Meat's Striking Out: A Baseball Player Goes Vegetarian?
By Neal Barnard
This opinion piece was published on May 21, 2008, in USA Today.
The Milwaukee Brewers' leading slugger, Prince Fielder, has gone vegetarian. Now that's news.
Late last year, the American Institute for Cancer Research told Americans that processed meats (e.g., hot dogs, salami) are a clear-cut cause of colon cancer, based on the results of 58 scientific studies. But Americans barely yawned. They continued to buy hot dogs for their kids at every ball game.
But when an athlete who hit 50 home runs last year — the best in Brewers history — decides to forgo the meat, chicken and fish, that commands attention. Fielder is a role model for his athletic prowess — and his healthy diet.

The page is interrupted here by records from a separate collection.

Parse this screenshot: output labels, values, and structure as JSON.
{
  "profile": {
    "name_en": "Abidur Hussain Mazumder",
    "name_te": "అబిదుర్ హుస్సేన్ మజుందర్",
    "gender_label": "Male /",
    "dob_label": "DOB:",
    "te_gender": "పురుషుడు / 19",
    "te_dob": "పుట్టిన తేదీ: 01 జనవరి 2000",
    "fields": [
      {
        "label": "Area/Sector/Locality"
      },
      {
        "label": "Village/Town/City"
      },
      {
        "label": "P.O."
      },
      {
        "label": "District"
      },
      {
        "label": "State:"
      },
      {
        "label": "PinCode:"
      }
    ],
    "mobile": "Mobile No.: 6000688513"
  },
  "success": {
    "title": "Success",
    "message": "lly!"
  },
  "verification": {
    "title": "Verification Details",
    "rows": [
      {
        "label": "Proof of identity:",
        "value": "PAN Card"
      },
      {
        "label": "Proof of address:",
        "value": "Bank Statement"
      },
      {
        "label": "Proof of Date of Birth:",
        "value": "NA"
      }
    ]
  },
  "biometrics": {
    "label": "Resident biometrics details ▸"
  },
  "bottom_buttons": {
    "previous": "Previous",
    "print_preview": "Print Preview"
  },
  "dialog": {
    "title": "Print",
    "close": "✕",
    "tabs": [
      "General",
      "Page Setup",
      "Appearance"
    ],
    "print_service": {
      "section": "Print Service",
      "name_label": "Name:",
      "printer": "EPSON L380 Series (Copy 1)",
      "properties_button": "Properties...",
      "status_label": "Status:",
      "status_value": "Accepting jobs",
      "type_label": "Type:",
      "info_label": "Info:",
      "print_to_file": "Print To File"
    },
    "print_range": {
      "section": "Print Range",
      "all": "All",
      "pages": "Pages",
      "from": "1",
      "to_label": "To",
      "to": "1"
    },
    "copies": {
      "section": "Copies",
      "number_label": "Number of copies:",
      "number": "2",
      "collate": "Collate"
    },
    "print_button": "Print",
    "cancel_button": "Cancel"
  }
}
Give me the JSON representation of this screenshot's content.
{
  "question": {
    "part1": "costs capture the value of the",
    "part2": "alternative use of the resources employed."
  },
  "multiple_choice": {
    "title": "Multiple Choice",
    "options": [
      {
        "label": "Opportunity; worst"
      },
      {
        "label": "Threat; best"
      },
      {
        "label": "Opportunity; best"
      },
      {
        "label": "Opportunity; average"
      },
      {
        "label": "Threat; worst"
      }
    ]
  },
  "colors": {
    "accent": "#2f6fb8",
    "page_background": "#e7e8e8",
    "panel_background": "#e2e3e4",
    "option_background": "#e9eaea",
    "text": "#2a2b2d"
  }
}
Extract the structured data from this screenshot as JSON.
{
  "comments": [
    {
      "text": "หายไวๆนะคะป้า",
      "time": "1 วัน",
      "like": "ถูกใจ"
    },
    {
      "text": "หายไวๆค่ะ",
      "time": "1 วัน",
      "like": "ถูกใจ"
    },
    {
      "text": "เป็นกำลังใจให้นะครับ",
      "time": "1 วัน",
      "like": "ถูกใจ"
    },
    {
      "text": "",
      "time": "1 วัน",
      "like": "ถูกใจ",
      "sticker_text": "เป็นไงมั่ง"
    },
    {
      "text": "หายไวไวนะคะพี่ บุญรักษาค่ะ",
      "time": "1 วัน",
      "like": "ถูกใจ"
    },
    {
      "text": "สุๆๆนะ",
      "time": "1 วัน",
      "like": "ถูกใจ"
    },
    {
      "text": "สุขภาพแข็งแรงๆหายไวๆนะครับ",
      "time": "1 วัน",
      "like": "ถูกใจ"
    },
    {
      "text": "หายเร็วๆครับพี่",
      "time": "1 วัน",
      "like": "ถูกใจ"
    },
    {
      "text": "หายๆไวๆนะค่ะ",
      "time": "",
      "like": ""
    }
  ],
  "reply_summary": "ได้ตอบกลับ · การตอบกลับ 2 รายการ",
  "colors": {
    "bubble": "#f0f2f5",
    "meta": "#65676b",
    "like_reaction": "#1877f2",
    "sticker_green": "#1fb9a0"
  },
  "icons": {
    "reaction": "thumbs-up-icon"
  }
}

Memorial Day marks the beginning of hot dog season, according to the National Hot Dog and Sausage Council. And every year Americans buy them with abandon. By year's end, grocery stores will ring up more than 740 million packages of hot dogs.
And it's not just hot dogs, of course. Add in the 32 pounds of processed pork — bacon, sausage and ham — that each American eats annually (the figure is about 16% higher among African-Americans, a group that ends up at especially high cancer risk). Along with steaks, burgers, chicken nuggets, salmon fillets and all the other meats we can't seem to get away from, the average American eats more than 200 pounds of meat per year.
No wonder we are not only world leaders in baseball but also have the world's highest risk of developing cancer. Americans have about an 18% probability of developing cancer before age 65, while citizens of Japan have about a 10% chance, according to data from the Centers for Disease Control and Prevention.
A person who eats 1.7 ounces of processed meats daily — that's about the size of one hot dog — has about a 20% higher risk of colorectal cancer, compared with people who do not. Two hot dogs, 40%. Three, 60%, and so on. Whether the culprit is nitrite additives, carcinogens that form during cooking, or the load of animal fat these foods deliver, processed meats are foul.
Can an athlete compete without meat? Absolutely. Just ask Scott Jurek. In 1999, Scott entered the Western States Endurance Run, a race of 100 miles. Not only did Scott win the race, he won it seven years in a row, setting the course record at 15:36:27. Scott leaves the pepperoni pizza, sausage omelets and other animal products off the menu, following an entirely vegan diet.
Researchers have found that avoiding meat apparently reduces the viscosity of the blood, lowers blood pressure, improves blood flow and boosts athletic performance. Small wonder nature's strongest "athletes" — stallions, bulls, gorillas and elephants — are vegetarians.
But hot dogs, bacon and pepperoni — these are American traditions, some might say. So was tobacco, a crop long predating Columbus' arrival on these shores. When a tradition is hurting your kids, it's time to set it aside, or at least choose the veggie dogs, which are now available at every grocery store in the USA.
Besides, the song says "buy me some peanuts and Cracker Jack" — not buy me a glob of grease peppered with nitrates.
Ah, heck. What's the harm of just one hot dog? Or one strip of bacon? The problem is that, once they become part of our routine, the meats add up and cancer risk follows. And it's one, two, three strikes you're out.
Neal Barnard is a nutrition researcher and president of the Physicians Committee for Responsible Medicine.